Using assessment centres to cherry pick staff is fine if the assessors are up to the job. But with horror stories aplenty, isn't it time for a code of practice as well as more involvement from employers? Caroline Horn reports
Assessment centres have become one of the most popular tools in selecting new recruits, with more than 30 per cent of companies now believed to use them. They are used to test a range of competencies among a group of candidates - or sometimes individuals - through a series of varied exercises, with candidates monitored and assessed by a number of trained observers. The process gives the candidates a number of different opportunities to demonstrate their strengths. In this way, a company hopes it is getting the right person for the job.
But what is sometimes forgotten during the assessments is the candidates themselves. Roy Davis, head of communications for SHL, which develops and provides assessment solutions, says, "Candidates are the most important person in the process. The first thing they should be asking for is feedback, because that is how they learn from the process."
Sarah Macpherson, senior consultant with CGR Business Psychologists, adds, "If assessment centres are well managed, they can be a very positive experience and an individual can learn a lot about themselves.
Even if they don't get the job, good feedback can help them to find out which areas they need to do more work on. But if the experience is negative, it can knock the candidate's confidence and knock back their job search."
Power of word of mouth
When candidates leave assessment centres feeling that the exercise and feedback have been poorly managed, that has ramifications for the potential employer, since the candidates are quite likely to share the experience with friends and colleagues.
Macpherson explains, "In small communities, word goes around and other candidates will refuse to go to a badly-run assessment centre." It is a poor advertisement for the potential employer.

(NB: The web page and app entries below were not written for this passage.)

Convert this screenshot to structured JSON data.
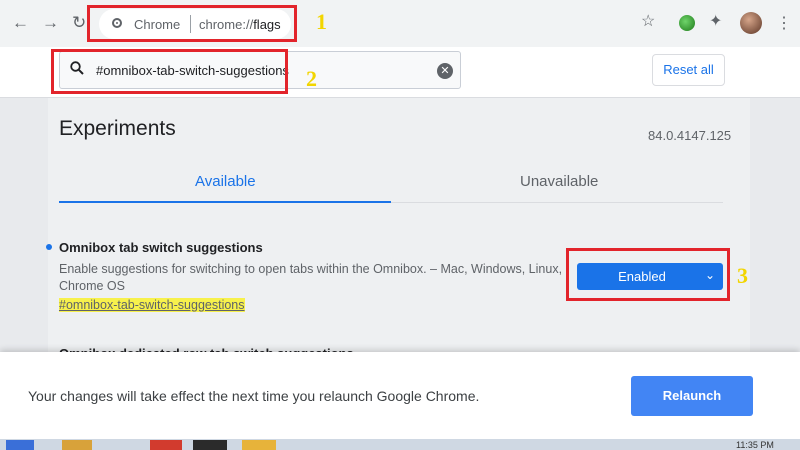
{
  "browser": {
    "site_chip": "Chrome",
    "url_host": "chrome://",
    "url_path": "flags",
    "back_icon": "arrow-left-icon",
    "forward_icon": "arrow-right-icon",
    "reload_icon": "reload-icon",
    "star_icon": "star-icon",
    "extensions_icon": "puzzle-icon",
    "menu_icon": "kebab-icon"
  },
  "flags_header": {
    "search_value": "#omnibox-tab-switch-suggestions",
    "reset_label": "Reset all"
  },
  "main": {
    "title": "Experiments",
    "version": "84.0.4147.125",
    "tabs": [
      {
        "label": "Available",
        "active": true
      },
      {
        "label": "Unavailable",
        "active": false
      }
    ]
  },
  "experiment": {
    "name": "Omnibox tab switch suggestions",
    "description": "Enable suggestions for switching to open tabs within the Omnibox. – Mac, Windows, Linux, Chrome OS",
    "link": "#omnibox-tab-switch-suggestions",
    "selected": "Enabled"
  },
  "next_experiment": {
    "name": "Omnibox dedicated row tab switch suggestions"
  },
  "relaunch_bar": {
    "message": "Your changes will take effect the next time you relaunch Google Chrome.",
    "button": "Relaunch"
  },
  "taskbar": {
    "clock": "11:35 PM"
  },
  "annotations": [
    "1",
    "2",
    "3"
  ],
  "colors": {
    "accent": "#1a73e8",
    "annotation_box": "#e2242b",
    "annotation_number": "#f2d500",
    "highlight": "#f7f14c"
  }
}
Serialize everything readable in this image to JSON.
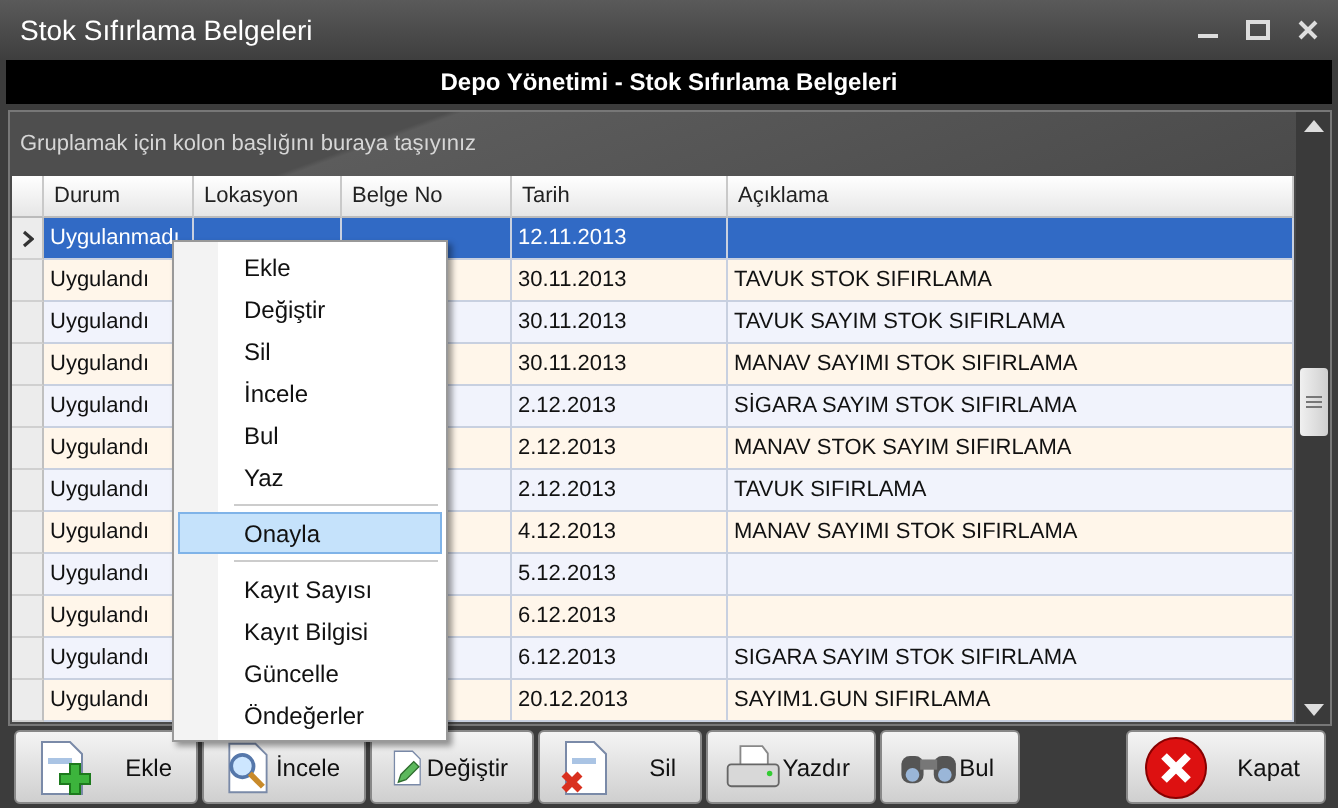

Should the candidate's impression be correct, it will have also been an expensive mistake for the employer - not just the wasted cost of the assessment itself but in the development of the company.